Travel expenses: general: overseas conferences, seminars and study tours: spouses on business trips
Sections 336 to 339 ITEPA 2003
Some employers regard it as being in their interests to encourage a director or employee to be accompanied by his or her spouse on business trips, particularly those abroad. Employers who operate such a policy will usually pay or reimburse the spouse’s expenses. Those expenses will be assessable on the employee as general earnings (except for 2015/16 and earlier employees in an excluded employment (see EIM20007)). The employee will then need to consider a deduction under Sections 336 to 339 ITEPA 2003.
Whether or not a deduction is due will depend on the facts. It is vital that these are established, preferably by a meeting with the couple, before a decision is reached.
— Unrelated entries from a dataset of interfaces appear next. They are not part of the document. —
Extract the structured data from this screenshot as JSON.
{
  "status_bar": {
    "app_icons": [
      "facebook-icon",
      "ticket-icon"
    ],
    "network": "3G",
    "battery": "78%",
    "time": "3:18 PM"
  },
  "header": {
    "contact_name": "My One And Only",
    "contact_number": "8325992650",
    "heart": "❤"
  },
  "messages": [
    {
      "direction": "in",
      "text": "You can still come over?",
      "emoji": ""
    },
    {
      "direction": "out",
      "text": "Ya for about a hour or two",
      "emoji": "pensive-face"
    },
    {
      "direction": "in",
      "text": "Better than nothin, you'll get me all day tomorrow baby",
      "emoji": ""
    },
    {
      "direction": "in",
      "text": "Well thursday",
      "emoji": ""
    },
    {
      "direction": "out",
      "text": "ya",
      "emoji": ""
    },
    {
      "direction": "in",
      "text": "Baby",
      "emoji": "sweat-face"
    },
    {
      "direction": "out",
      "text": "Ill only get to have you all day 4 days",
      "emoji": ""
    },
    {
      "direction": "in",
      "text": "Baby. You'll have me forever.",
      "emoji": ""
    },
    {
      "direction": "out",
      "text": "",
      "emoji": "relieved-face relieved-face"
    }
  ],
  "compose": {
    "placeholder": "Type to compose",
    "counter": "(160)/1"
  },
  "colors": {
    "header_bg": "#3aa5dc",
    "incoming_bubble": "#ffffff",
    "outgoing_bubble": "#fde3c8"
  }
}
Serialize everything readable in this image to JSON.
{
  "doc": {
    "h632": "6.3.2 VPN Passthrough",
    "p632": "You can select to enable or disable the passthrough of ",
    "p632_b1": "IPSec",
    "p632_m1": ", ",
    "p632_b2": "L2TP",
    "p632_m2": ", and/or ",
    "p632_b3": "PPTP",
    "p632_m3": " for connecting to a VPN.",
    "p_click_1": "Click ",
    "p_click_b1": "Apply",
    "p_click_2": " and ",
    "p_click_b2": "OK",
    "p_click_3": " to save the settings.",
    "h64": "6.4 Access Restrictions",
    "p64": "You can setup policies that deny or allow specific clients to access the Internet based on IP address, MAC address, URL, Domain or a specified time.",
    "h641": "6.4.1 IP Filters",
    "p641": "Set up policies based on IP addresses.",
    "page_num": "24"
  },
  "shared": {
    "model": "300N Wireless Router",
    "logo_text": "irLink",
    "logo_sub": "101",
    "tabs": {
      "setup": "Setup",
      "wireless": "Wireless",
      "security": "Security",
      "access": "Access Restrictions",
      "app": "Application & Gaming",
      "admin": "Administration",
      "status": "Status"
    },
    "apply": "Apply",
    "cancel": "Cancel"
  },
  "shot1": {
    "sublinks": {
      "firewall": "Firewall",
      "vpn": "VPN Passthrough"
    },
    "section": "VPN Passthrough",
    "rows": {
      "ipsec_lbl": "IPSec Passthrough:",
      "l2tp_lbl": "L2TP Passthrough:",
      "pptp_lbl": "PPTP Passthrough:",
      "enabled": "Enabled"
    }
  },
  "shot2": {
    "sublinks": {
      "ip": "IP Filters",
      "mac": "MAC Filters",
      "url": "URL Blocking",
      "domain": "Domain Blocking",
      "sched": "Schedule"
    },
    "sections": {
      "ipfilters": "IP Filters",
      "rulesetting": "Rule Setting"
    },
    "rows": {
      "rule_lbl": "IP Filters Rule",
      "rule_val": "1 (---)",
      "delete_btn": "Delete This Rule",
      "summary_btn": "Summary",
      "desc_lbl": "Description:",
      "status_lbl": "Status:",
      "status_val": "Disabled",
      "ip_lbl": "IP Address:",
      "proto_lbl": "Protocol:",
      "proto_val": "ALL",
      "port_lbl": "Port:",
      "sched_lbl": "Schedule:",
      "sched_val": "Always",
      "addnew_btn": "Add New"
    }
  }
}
To obtain a deduction the employee must show that the expense of taking his or her spouse was necessarily incurred in the performance of the employee’s duties. It is legitimate to ask whether the duties would have required someone else to accompany the employee, for example a secretary or interpreter, if the employee’s spouse had not accompanied the employee, or the employee had not been married. A deduction should normally only be permitted in the circumstances set out in EIM31985.
In the case of Maclean v Trembath (36TC653) the Courts refused a deduction for the cost of a wife’s trip to Australia where there was no evidence to support a deduction.
Example EIM31992 shows how to determine which expenses should be disallowed when a spouse accompanies the employee on an overseas business trip.